Jones’ work is one more confirmation that, as she says, low-income Americans are being left behind. But her analysis didn’t stop there, and her discussion of both the immediate and long-term implications requires attention.

In short, poor children in America are getting a “double whammy.”

Jones notes that the number of children living in poverty has increased since the Great Recession, and that the existence of children living in poverty is not only a humanitarian issue, but also a critical public health issue. As she points out, exposure to the myriad problems that accompany an impoverished childhood can lead to a lifetime of disability.

It’s those kinds of stressors like housing insecurity, not being sure if there’s going to be food for dinner, living in a crummy neighborhood with violence, those stressors can impair normal brain development.

Impaired brain development often leads to behavioral outcomes; as anyone who has taught in a low-income area can attest, it affects school performance in a variety of ways. Children of poverty often lack the opportunity or means to develop the sorts of skill sets common among middle and higher income students. That, in turn, affects later access to jobs, trapping such children in a cycle of poverty.

Living in poverty also increases the likelihood of poor health. Living in poverty is a major risk factor for obesity, diabetes, hypertension, and even premature death.

It seems unconscionable that the United States would ignore the lifetime health effects of poverty on poor children who are already living in sub-optimal and stressful conditions.  Even the self-satisfied and clueless scolds who insist that poor people just need to work harder can’t hold children responsible for their impoverished situations.  Surely, even the adamant opponents of Obamacare, Medicaid and other efforts to make health care affordable can’t believe that it is either moral or economically reasonable to deprive children of adequate medical attention.

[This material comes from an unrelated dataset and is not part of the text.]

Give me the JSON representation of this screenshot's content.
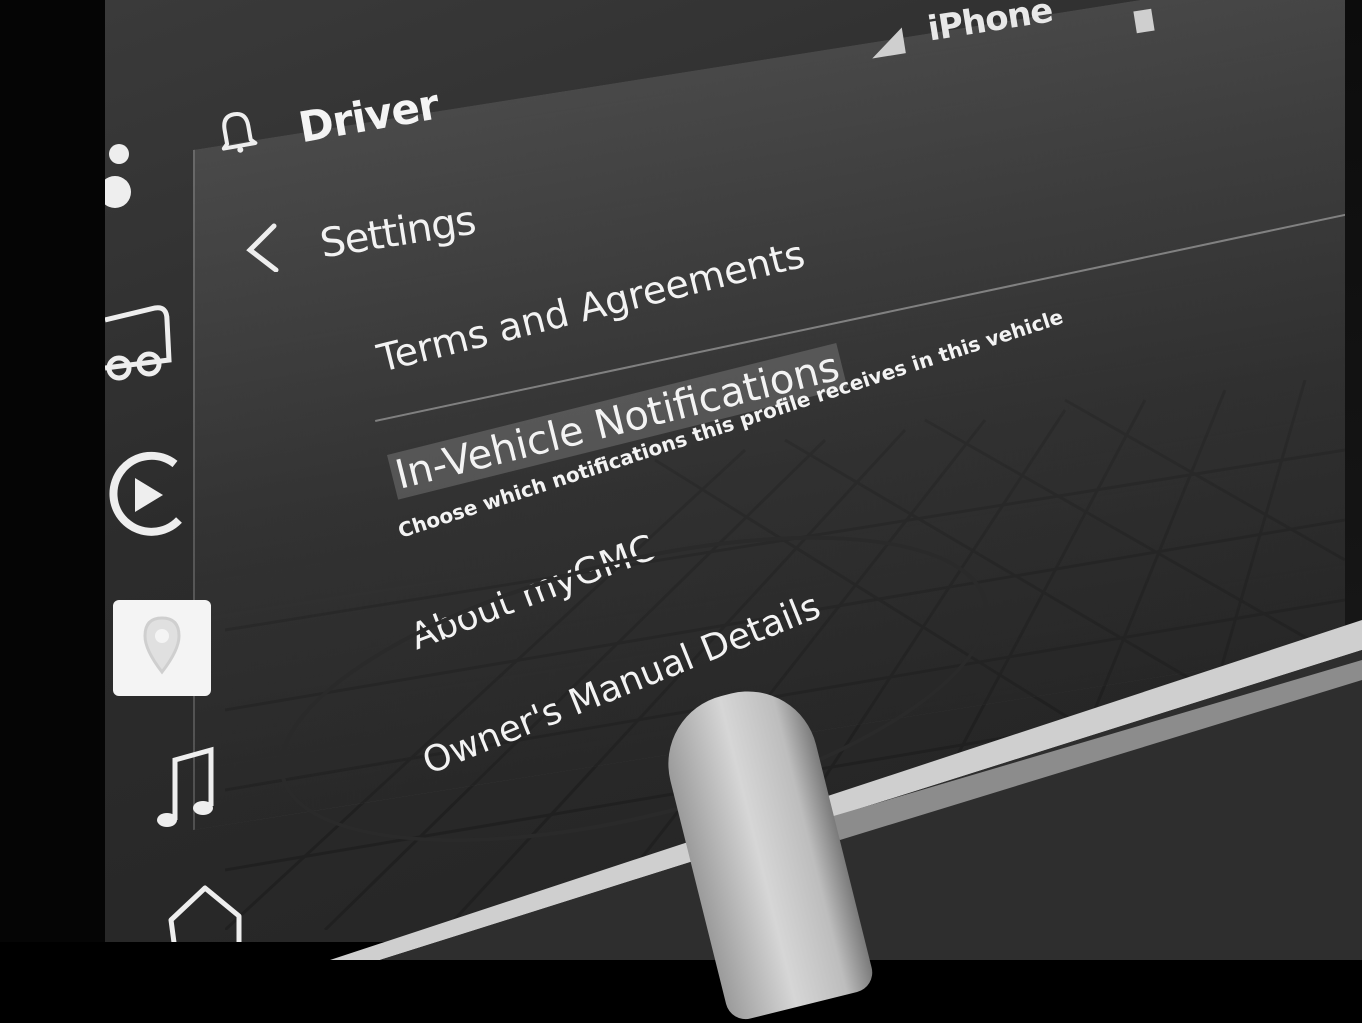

And surely, even self-described fiscal conservatives must realize that the long-term costs of neglecting the most basic needs of poor children are far higher than the costs of timely intervention.

Why is it that American public policy choices so often make me think of the adage: penny wise, pound foolish?

A Succinct Prescription

One of the things I enjoy about Facebook is my friends’ regular posting of cartoons, pithy sayings and thought-provoking quotations (some real, some highly doubtful…).

This morning, someone posted a photo of a sign held by a member of the “Occupy” movement. The sign enumerated the “demands” of the 99% –healthcare for all, jobs, good public education and a clean environment.

That really doesn’t seem to be too much to expect.

When we ask THE political question–what should government do?–most liberal democracies have answered that government is the collective mechanism we use to provide those things individuals cannot provide alone. Economists call this “market failure,” but the basic idea is that, in order to flourish as individual citizens, we require an infrastructure. To use a local example, individuals buy their own cars, but they need roads on which to drive them, traffic signals to direct them safely, etc. The over-arching question in free societies is always: what should government provide, and what should be left to the private and nonprofit sectors? What can people do for themselves through the market or through voluntary associations, and what must be provided collectively–i.e., “socialized.” (Yes, Tea Party people, that’s what that word means.)

The list on the placard, while not exhaustive, seems pretty reasonable to me. Individuals acting alone cannot protect the environment. Health and education are not consumer goods, they are public goods–and leaving them to the vagaries of the market leads to huge inequities and inefficiencies. As for jobs, I’m one of those throwbacks who thinks we ought to seriously debate the merits of government as the employer of last resort.

Health, jobs, education and clean air and water. What will the ungrateful masses demand next?